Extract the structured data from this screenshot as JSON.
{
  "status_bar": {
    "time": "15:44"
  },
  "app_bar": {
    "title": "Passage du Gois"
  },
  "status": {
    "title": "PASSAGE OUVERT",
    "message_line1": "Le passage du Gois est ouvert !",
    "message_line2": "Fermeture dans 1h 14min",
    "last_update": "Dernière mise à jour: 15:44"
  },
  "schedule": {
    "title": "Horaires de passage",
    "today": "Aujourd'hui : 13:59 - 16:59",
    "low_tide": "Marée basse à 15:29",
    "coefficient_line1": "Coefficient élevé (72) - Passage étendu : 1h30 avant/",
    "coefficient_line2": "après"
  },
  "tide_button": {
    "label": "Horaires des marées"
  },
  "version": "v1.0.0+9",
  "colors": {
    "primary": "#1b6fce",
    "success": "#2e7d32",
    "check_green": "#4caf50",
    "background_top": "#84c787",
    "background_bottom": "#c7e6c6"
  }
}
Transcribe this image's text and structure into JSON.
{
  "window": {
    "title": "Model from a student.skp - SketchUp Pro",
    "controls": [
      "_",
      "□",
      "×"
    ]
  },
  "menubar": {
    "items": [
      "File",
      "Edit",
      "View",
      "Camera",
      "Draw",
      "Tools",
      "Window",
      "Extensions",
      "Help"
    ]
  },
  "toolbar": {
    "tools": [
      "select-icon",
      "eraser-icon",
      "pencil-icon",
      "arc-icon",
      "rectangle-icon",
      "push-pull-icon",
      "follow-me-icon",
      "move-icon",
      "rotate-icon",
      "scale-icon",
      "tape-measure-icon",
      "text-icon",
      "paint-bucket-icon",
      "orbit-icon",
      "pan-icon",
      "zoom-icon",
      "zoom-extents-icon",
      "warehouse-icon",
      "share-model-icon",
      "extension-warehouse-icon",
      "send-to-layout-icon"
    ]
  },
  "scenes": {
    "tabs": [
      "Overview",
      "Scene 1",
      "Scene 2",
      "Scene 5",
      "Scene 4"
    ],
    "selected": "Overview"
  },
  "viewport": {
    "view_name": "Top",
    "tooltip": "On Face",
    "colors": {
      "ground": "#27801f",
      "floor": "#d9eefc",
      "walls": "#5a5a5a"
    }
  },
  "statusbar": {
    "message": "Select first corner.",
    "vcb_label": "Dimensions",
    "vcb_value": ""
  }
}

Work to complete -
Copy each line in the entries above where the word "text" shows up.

Output below -
Transcribe this image's text and structure into JSON.
      "text-icon",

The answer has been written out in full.